Race and Classification: The Case of Mexican America

By Ilona Katzew; Susan Deans-Smith | Go to book overview

5 Eugenics and Racial Classification
in Modern Mexican America

Alexandra Minna Stern

IN 1930, A NEW CATEGORY—”Mexican”—was added to the U.S. census, and enumerators were instructed to count all persons “born in Mexico, or having parents born in Mexico, who were not definitely white, Negro, Indian, Chinese, or Japanese” as Mexicans.1 Purged from the category of “white,” which they had previously inhabited, Mexicans were now explicitly labeled as nonwhite and foreign.
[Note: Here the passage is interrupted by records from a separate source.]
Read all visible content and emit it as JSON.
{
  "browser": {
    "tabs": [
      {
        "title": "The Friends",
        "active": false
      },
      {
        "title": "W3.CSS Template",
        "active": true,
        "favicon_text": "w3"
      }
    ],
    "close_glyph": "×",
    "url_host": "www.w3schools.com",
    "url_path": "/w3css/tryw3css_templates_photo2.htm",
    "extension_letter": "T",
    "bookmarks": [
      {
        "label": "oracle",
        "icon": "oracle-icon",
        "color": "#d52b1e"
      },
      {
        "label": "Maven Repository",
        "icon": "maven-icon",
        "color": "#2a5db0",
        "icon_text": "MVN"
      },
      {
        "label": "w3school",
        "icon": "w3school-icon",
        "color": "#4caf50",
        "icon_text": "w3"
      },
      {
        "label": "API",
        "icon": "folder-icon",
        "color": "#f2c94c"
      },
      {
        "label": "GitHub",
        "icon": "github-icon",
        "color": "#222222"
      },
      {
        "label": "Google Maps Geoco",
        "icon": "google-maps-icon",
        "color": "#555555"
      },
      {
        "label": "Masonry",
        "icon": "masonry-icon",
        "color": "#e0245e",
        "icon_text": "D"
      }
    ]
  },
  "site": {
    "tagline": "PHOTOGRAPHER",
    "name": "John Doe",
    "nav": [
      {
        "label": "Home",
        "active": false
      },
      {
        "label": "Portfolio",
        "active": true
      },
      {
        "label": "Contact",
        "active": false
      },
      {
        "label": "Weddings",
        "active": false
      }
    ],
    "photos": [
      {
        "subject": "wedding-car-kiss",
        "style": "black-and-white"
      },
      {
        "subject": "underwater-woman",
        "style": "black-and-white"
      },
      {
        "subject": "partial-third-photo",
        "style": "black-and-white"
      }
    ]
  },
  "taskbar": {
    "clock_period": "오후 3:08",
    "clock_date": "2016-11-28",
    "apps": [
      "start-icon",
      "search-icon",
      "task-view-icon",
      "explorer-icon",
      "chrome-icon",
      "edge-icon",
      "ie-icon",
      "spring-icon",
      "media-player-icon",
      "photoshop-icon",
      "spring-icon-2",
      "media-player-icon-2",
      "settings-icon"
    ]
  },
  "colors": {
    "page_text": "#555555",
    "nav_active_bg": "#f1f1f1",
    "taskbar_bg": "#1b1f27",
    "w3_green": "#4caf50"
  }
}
Moreover, “Mexican” functioned as a mixed-race category not unlike mulatto, which had been included in the census from 1850 to 1920 and was only dropped definitively in 1930.2 In a seeming irony, that same year architects of the Mexican census chose to eliminate all racial categories, explaining that because it was impossible to ascertain with any certainty a person's “race” or degree of “race-mixing” (mestizaje), it was futile and absurd to attempt to gather such data. Rejecting racial categories and what they called the “concept of race,” the formulators of the Mexican census instead expanded questions about the use of language that aimed to distinguish among the country's many indigenous groups and determine the percentages of monolingual and bilingual speakers.3

If in the United States, the addition of “Mexican” was part and parcel of an ever-ramifying list of exclusionary racial categories, all counterposed to white, in Mexico, the submergence of “race” reflected the inclusionary sentiment of the post-revolutionary state. This chapter traces the countervailing politics of racial classification in the United States and Mexico, emphasizing the different meanings and manifestations of science and society in each country. It situates this comparative history in the context of the growing popularity of eugenics among scientific experts involved in formulating

-151-

Notes for this page

Add a new note
If you are trying to select text to create highlights or citations, remember that you must now click or tap on the first word, and then click or tap on the last word.
One moment ...
Default project is now your active project.
Project items
Notes
Cite this page

Cited page

Style
Citations are available only to our active members.
Buy instant access to cite pages or passages in MLA 8, MLA 7, APA and Chicago citation styles.

(Einhorn, 1992, p. 25)

(Einhorn 25)

(Einhorn 25)

1. Lois J. Einhorn, Abraham Lincoln, the Orator: Penetrating the Lincoln Legend (Westport, CT: Greenwood Press, 1992), 25, http://www.questia.com/read/27419298.

Note: primary sources have slightly different requirements for citation. Please see these guidelines for more information.

Cited page

Bookmark this page
Race and Classification: The Case of Mexican America
Table of contents

Table of contents

Settings

Settings

Typeface
Text size Smaller Larger Reset View mode
Search within

Search within this book

Look up

Look up a word

  • Dictionary
  • Thesaurus
Please submit a word or phrase above.
Print this page

Print this page

Why can't I print more than one page at a time?

Help
Full screen
Items saved from this book
  • Bookmarks
  • Highlights & Notes
  • Citations
/ 357

matching results for page

    Questia reader help

    How to highlight and cite specific passages

    1. Click or tap the first word you want to select.
    2. Click or tap the last word you want to select, and you’ll see everything in between get selected.
    3. You’ll then get a menu of options like creating a highlight or a citation from that passage of text.

    OK, got it!

    Cited passage

    Style
    Citations are available only to our active members.
    Buy instant access to cite pages or passages in MLA 8, MLA 7, APA and Chicago citation styles.

    "Portraying himself as an honest, ordinary person helped Lincoln identify with his audiences." (Einhorn, 1992, p. 25).

    "Portraying himself as an honest, ordinary person helped Lincoln identify with his audiences." (Einhorn 25)

    "Portraying himself as an honest, ordinary person helped Lincoln identify with his audiences." (Einhorn 25)

    "Portraying himself as an honest, ordinary person helped Lincoln identify with his audiences."1

    1. Lois J. Einhorn, Abraham Lincoln, the Orator: Penetrating the Lincoln Legend (Westport, CT: Greenwood Press, 1992), 25, http://www.questia.com/read/27419298.

    Cited passage

    Thanks for trying Questia!

    Please continue trying out our research tools, but please note, full functionality is available only to our active members.

    Your work will be lost once you leave this Web page.

    Buy instant access to save your work.

    Already a member? Log in now.

    Search by... Author
    Show... All Results Primary Sources Peer-reviewed

    Oops!

    An unknown error has occurred. Please click the button below to reload the page. If the problem persists, please try again in a little while.